When I was a kid, I had a crush on Linus, the character in the “Peanuts” cartoon. Linus had an oppressive older sister, Lucy, whose dictatorial ways he had to manage, sometimes avoiding her, often obeying her, occasionally defying her. He took refuge in his blanket, his constant companion. His reliance on this blanket prompted scorn and mockery from other kids but he would deflect calmly, often obliquely by saying or doing something clever, particularly some sleight of hand with this much-scorned blanket. He would zap a fly out of the air (“Fastest blanket in the West”) or fashion it into a turban as a disguise. He was clear about his limits.
I loved Linus. One of the nicest things my mother ever said to me was that she hoped that one day I would find my “Linus.”

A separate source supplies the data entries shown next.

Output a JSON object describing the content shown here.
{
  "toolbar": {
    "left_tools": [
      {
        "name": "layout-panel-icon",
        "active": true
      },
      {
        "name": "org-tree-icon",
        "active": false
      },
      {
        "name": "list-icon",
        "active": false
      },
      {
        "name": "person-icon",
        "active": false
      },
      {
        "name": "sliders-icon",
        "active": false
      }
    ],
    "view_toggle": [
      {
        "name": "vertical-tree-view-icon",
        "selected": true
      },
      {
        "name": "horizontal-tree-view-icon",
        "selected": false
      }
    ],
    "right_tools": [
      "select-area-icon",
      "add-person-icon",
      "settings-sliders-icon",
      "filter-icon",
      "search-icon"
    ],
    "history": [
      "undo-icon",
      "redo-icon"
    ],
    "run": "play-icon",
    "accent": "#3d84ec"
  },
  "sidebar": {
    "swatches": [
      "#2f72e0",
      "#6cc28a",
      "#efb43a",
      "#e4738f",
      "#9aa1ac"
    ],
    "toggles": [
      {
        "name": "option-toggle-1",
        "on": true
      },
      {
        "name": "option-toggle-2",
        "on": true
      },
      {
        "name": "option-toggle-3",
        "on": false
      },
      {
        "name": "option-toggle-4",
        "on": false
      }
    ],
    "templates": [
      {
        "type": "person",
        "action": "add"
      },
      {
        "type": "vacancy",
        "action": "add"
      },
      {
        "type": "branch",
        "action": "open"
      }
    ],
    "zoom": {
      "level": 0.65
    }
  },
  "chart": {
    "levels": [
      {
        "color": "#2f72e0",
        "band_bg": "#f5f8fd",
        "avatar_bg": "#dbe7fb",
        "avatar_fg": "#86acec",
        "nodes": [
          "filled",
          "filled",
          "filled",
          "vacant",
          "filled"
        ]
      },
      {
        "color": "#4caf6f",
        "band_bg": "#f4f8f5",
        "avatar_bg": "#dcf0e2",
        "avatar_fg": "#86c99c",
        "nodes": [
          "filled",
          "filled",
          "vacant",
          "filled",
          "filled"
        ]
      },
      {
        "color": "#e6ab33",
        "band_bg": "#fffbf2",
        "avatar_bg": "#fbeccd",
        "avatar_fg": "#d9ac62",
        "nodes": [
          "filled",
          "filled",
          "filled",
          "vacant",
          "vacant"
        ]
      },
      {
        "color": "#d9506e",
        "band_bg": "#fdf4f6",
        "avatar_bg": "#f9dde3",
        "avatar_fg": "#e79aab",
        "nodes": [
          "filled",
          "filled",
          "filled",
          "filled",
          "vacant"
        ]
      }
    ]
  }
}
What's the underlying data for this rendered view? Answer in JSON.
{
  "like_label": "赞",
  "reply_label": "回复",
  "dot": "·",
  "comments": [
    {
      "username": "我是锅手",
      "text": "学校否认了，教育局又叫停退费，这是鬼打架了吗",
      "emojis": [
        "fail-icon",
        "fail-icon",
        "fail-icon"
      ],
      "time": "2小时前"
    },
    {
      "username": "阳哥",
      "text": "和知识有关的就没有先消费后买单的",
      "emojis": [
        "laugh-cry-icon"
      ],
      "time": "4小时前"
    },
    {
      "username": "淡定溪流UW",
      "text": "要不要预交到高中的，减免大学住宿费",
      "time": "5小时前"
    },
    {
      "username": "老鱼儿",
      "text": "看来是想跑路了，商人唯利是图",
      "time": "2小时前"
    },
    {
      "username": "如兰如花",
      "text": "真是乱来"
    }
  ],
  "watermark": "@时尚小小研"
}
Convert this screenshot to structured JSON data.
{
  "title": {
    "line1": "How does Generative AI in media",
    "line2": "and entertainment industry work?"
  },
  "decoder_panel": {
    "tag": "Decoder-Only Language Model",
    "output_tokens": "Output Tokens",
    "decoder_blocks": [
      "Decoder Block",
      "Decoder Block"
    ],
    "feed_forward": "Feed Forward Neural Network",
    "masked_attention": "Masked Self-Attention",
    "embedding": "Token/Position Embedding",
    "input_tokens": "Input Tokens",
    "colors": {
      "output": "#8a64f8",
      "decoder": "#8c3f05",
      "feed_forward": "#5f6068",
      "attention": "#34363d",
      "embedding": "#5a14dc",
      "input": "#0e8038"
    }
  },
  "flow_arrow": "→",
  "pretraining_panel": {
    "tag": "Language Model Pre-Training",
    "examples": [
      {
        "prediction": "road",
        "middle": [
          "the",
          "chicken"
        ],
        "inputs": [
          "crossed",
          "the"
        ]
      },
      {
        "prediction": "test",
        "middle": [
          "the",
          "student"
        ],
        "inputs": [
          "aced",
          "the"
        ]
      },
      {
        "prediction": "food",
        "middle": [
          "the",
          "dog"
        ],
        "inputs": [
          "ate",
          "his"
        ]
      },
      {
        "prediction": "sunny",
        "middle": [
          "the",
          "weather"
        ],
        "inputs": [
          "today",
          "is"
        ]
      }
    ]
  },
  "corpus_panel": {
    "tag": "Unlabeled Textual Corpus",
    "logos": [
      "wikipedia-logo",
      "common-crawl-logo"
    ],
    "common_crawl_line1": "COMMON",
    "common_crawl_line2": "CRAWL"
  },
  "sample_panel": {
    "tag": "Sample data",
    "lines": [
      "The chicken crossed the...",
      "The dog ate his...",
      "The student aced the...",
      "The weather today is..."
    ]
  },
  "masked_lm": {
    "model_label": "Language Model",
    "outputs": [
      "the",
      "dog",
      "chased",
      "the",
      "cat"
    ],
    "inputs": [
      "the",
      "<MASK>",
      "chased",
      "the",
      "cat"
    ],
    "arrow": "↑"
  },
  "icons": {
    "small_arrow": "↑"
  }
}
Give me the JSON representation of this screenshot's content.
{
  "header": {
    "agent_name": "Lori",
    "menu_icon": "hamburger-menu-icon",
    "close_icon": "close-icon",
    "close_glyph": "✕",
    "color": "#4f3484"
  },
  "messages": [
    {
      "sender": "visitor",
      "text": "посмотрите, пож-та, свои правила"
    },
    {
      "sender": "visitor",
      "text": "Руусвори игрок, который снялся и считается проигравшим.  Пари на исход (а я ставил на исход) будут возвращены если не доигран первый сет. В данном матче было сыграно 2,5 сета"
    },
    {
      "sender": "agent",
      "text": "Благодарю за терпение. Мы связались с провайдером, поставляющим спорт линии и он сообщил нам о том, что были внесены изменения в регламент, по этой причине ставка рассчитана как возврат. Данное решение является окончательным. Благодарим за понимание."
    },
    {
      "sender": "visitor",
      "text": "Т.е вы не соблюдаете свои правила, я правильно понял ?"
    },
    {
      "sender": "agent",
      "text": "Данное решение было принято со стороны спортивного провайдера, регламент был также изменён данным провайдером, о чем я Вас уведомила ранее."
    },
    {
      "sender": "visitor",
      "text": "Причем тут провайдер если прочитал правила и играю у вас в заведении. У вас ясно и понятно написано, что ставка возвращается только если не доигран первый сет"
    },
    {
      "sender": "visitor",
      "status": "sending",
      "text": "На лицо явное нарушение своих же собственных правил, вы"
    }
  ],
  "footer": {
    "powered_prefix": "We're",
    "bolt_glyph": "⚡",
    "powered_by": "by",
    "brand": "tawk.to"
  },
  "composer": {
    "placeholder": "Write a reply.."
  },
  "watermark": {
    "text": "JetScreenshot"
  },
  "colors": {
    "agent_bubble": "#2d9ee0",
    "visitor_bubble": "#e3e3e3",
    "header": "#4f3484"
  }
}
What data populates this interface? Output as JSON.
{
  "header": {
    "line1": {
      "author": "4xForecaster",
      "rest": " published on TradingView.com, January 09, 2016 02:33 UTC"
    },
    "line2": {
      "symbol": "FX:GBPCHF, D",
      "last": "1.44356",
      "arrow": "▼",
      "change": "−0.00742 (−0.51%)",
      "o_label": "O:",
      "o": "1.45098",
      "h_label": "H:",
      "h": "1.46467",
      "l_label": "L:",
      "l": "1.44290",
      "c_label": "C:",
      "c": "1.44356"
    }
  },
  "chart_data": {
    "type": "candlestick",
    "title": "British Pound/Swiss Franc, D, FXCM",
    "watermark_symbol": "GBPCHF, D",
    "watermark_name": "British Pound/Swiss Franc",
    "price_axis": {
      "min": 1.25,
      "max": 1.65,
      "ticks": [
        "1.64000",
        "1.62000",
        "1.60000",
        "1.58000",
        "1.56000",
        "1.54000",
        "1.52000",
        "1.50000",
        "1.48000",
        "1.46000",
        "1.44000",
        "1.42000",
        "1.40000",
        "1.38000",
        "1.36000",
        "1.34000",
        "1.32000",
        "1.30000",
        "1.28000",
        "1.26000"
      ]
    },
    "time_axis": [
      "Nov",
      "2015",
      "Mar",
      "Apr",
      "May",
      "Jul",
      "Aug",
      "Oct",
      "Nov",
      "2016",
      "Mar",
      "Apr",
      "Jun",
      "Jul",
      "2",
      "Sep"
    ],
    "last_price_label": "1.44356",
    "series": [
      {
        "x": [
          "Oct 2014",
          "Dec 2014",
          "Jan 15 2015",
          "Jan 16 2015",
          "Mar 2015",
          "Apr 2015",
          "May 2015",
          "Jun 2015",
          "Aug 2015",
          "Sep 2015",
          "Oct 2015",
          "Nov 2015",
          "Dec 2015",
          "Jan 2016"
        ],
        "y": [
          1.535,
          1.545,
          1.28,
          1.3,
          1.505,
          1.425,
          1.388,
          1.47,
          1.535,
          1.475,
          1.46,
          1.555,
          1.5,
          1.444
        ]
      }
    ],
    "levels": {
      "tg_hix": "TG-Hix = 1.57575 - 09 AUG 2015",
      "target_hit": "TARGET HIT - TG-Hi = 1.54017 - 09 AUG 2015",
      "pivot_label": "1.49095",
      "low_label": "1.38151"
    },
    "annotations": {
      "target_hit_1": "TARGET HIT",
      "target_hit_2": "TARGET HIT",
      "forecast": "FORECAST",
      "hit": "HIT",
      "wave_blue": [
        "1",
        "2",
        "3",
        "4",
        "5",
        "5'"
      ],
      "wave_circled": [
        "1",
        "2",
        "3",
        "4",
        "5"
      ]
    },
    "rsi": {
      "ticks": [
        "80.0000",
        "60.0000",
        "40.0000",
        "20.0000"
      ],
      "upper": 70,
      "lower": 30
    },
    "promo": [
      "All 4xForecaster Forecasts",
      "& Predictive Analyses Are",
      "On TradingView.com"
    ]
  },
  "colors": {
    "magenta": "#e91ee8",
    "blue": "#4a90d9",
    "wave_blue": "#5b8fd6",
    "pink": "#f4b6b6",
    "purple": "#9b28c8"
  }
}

I think now that Linus was an early role model of Post Traumatic Growth. Skirmishes with his oppressive sister had made him wise and skilled, insightful, and realistic. When he comforts his friend Charlie Brown, he doesn’t lie to him or offer false platitudes but simply points out the facts of the matter. I felt safe with Linus. I felt I could be myself in his presence, as two-dimensional as it was. To me, he was not confined to lines on a page: he was a possibility in real life, a model of resistance that was effective and kind, true to himself. I found comfort in that.